  1. Low perceived need: People don’t seek care because they don’t believe they have a health issue that warrants medical attention.
  2. Traditional barriers to access: People perceive a need for care but encounter obstacles that directly limit their ability to obtain it, like cost and transportation.
  3. Unfavorable evaluations of seeking care: People perceive a need for care and have the ability to access it, but hold negative views of the process that deter them from going.

This progression closely mirrors the three core constructs in Crisis Decision Theory, a general model of how people respond to negative events:

  1. Appraisal of the severity of the threat
  2. Assessment of available response choices
  3. Evaluation of the response options

People who see no threat from their symptoms won’t engage in care-seeking, just as those who perceive no good options won’t pursue them.
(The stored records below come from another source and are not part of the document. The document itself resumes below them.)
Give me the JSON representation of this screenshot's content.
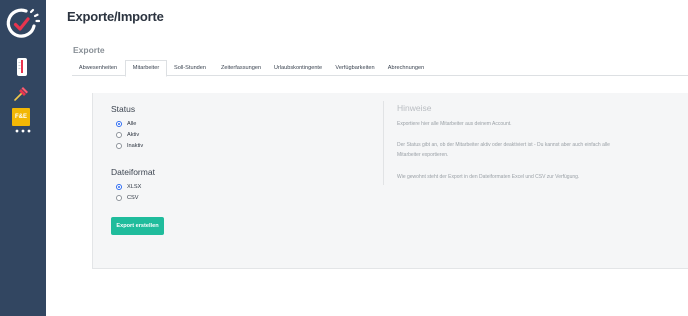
{
  "colors": {
    "sidebar": "#324661",
    "accent": "#1fbc9c",
    "radio": "#2f6df1",
    "logo_check": "#e8344e"
  },
  "sidebar": {
    "icons": [
      "app-logo-icon",
      "thermometer-icon",
      "pin-icon",
      "file-e-icon",
      "more-dots-icon"
    ],
    "file_icon_text": "F&E"
  },
  "page_title": "Exporte/Importe",
  "section_title": "Exporte",
  "tabs": [
    {
      "label": "Abwesenheiten",
      "active": false
    },
    {
      "label": "Mitarbeiter",
      "active": true
    },
    {
      "label": "Soll-Stunden",
      "active": false
    },
    {
      "label": "Zeiterfassungen",
      "active": false
    },
    {
      "label": "Urlaubskontingente",
      "active": false
    },
    {
      "label": "Verfügbarkeiten",
      "active": false
    },
    {
      "label": "Abrechnungen",
      "active": false
    }
  ],
  "status": {
    "heading": "Status",
    "options": [
      {
        "label": "Alle",
        "checked": true
      },
      {
        "label": "Aktiv",
        "checked": false
      },
      {
        "label": "Inaktiv",
        "checked": false
      }
    ]
  },
  "format": {
    "heading": "Dateiformat",
    "options": [
      {
        "label": "XLSX",
        "checked": true
      },
      {
        "label": "CSV",
        "checked": false
      }
    ]
  },
  "export_button": "Export erstellen",
  "hints": {
    "heading": "Hinweise",
    "lines": [
      "Exportiere hier alle Mitarbeiter aus deinem Account.",
      "Der Status gibt an, ob der Mitarbeiter aktiv oder deaktiviert ist - Du kannst aber auch einfach alle",
      "Mitarbeiter exportieren.",
      "Wie gewohnt steht der Export in den Dateiformaten Excel und CSV zur Verfügung."
    ]
  }
}
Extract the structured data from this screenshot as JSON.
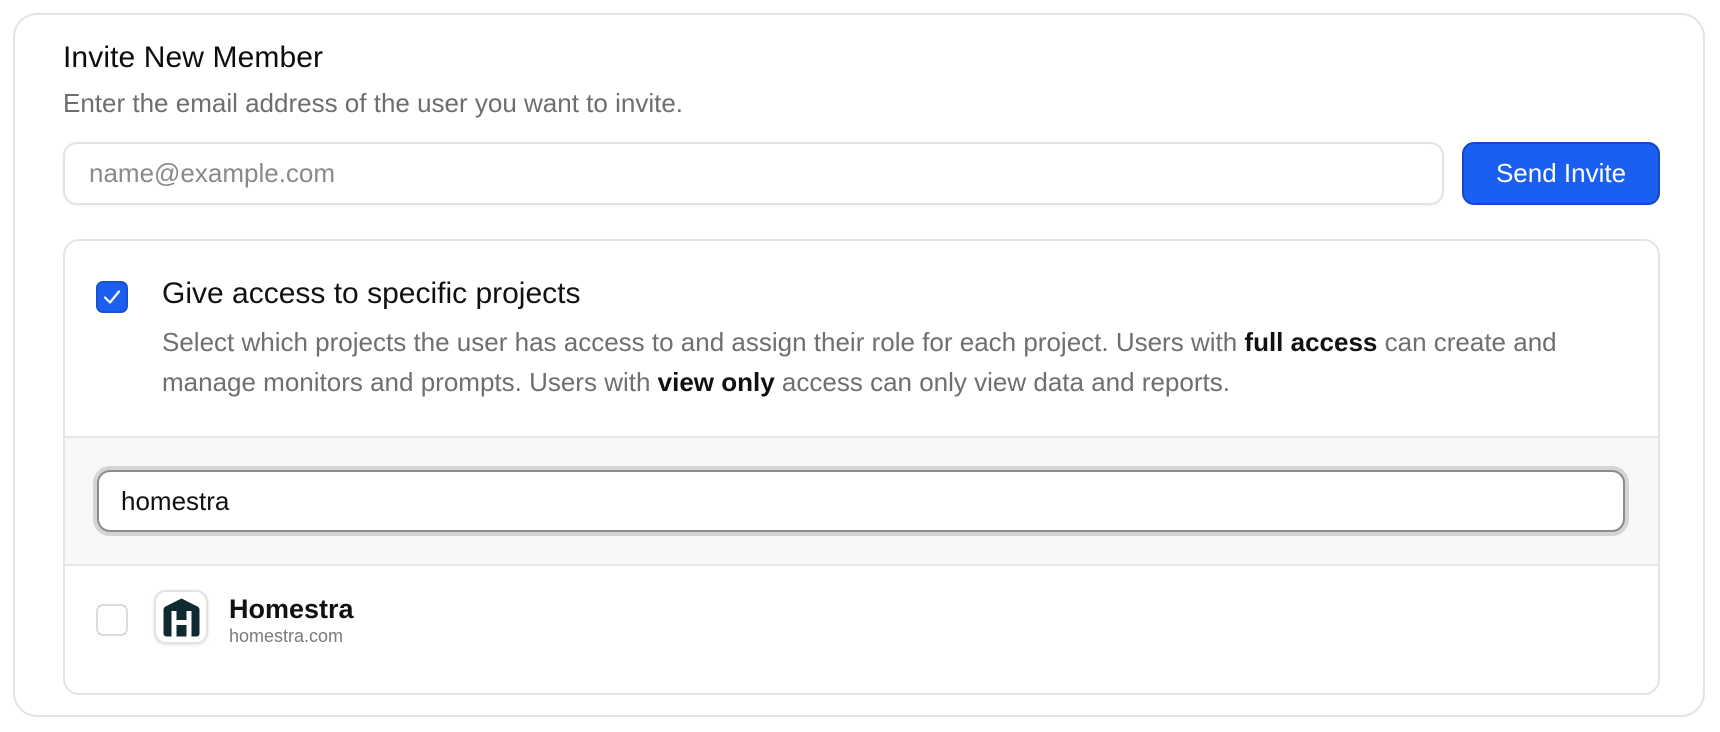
{
  "invite": {
    "title": "Invite New Member",
    "subtitle": "Enter the email address of the user you want to invite.",
    "email_placeholder": "name@example.com",
    "email_value": "",
    "send_label": "Send Invite",
    "accent_color": "#1a5ff0"
  },
  "access": {
    "checkbox_checked": true,
    "title": "Give access to specific projects",
    "desc_part1": "Select which projects the user has access to and assign their role for each project. Users with ",
    "desc_bold1": "full access",
    "desc_part2": " can create and manage monitors and prompts. Users with ",
    "desc_bold2": "view only",
    "desc_part3": " access can only view data and reports."
  },
  "search": {
    "value": "homestra"
  },
  "projects": [
    {
      "name": "Homestra",
      "domain": "homestra.com",
      "selected": false,
      "logo_icon": "house-h-logo-icon"
    }
  ]
}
Only those who appraise a sufficient health threat, identify care-seeking as an available response, and evaluate that response favorably will decide to obtain care.
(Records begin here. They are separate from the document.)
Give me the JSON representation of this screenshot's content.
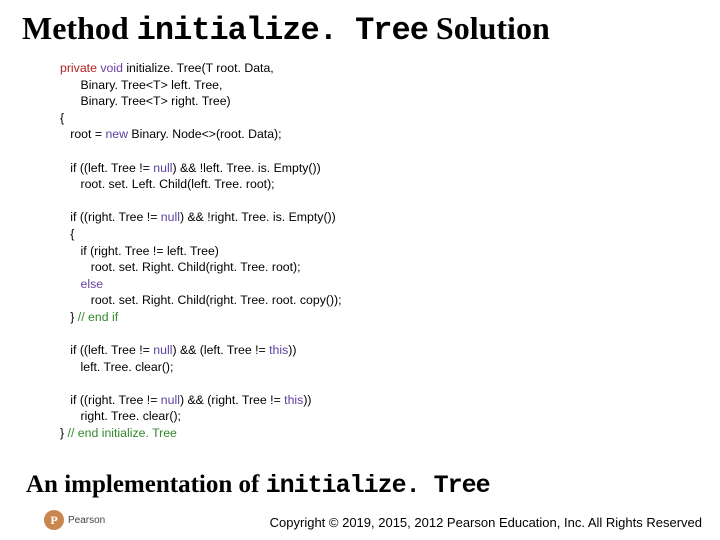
{
  "title": {
    "pre": "Method ",
    "mono": "initialize. Tree",
    "post": " Solution"
  },
  "code": {
    "l1": {
      "a": "private",
      "b": " ",
      "c": "void",
      "d": " initialize. Tree(T root. Data,"
    },
    "l2": "      Binary. Tree<T> left. Tree,",
    "l3": "      Binary. Tree<T> right. Tree)",
    "l4": "{",
    "l5": {
      "a": "   root = ",
      "b": "new",
      "c": " Binary. Node<>(root. Data);"
    },
    "l6": "",
    "l7": {
      "a": "   if ((left. Tree != ",
      "b": "null",
      "c": ") && !left. Tree. is. Empty())"
    },
    "l8": "      root. set. Left. Child(left. Tree. root);",
    "l9": "",
    "l10": {
      "a": "   if ((right. Tree != ",
      "b": "null",
      "c": ") && !right. Tree. is. Empty())"
    },
    "l11": "   {",
    "l12": "      if (right. Tree != left. Tree)",
    "l13": "         root. set. Right. Child(right. Tree. root);",
    "l14": {
      "a": "      ",
      "b": "else"
    },
    "l15": "         root. set. Right. Child(right. Tree. root. copy());",
    "l16": {
      "a": "   } ",
      "b": "// end if"
    },
    "l17": "",
    "l18": {
      "a": "   if ((left. Tree != ",
      "b": "null",
      "c": ") && (left. Tree != ",
      "d": "this",
      "e": "))"
    },
    "l19": "      left. Tree. clear();",
    "l20": "",
    "l21": {
      "a": "   if ((right. Tree != ",
      "b": "null",
      "c": ") && (right. Tree != ",
      "d": "this",
      "e": "))"
    },
    "l22": "      right. Tree. clear();",
    "l23": {
      "a": "} ",
      "b": "// end initialize. Tree"
    }
  },
  "caption": {
    "pre": "An implementation of ",
    "mono": "initialize. Tree"
  },
  "logo": {
    "letter": "P",
    "brand": "Pearson"
  },
  "footer": "Copyright © 2019, 2015, 2012 Pearson Education, Inc. All Rights Reserved"
}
This model can help identify intervention points to increase appropriate care-seeking. For instance:

  • Education on warning signs and the importance of early detection could prompt more people to appraise their symptoms as a legitimate reason to see a doctor.
  • Expanding insurance coverage and clinic hours could increase people’s perception that seeking care is a viable option for them.
  • Improving patient experiences and doctor-patient communication could lead more people to evaluate care-seeking as worthwhile.

By targeting the key decision points in care avoidance, we can help people get the care they need at each stage of their symptom evaluation and decision-making process.

Overcoming Care Avoidance with Discover Health Advocacy

The reasons people avoid needed medical care are complex and multilayered, ranging from financial to emotional to practical. But by understanding the key factors that fuel care avoidance, we can develop better strategies to help people overcome those barriers.

There is no one-size-fits-all solution, as the precise blend of reasons will vary from person to person and across different populations. A low-income person without health insurance may avoid care for very different reasons than an insured professional who distrusts doctors. The unique mix of obstacles matters.

But some broad approaches – like expanding insurance coverage, increasing accessibility of services, improving patient-provider relationships and targeting education campaigns to individuals with low perceived need – could go a long way in reducing avoidance and connecting more people to care.

Enabling people to get timely, appropriate medical care is a public health imperative. Every avoided doctor visit is a missed opportunity to detect and treat conditions and improve quality of life. By striving to understand patients’ lived experiences, we can design a healthcare system that better meets their needs – and convince them to walk through the clinic doors.

So if you’ve been putting off seeing a doctor, take a moment to reflect on what’s holding you back. Are you not sure if your symptoms warrant a visit? Have you had trouble finding the time or money to go? Do you have concerns about what the doctor will say or how you’ll be treated? Pinpointing your own personal barriers is the first step.

Then, explore your options for getting the care you need. Discover Health Advocacy can help you find affordable clinics, navigate insurance issues, access transportation assistance and advocate for the support you require. Don’t let fear, overwhelm or uncertainty keep you from taking charge of your health. You deserve to feel your best – and we’re here to help you get there.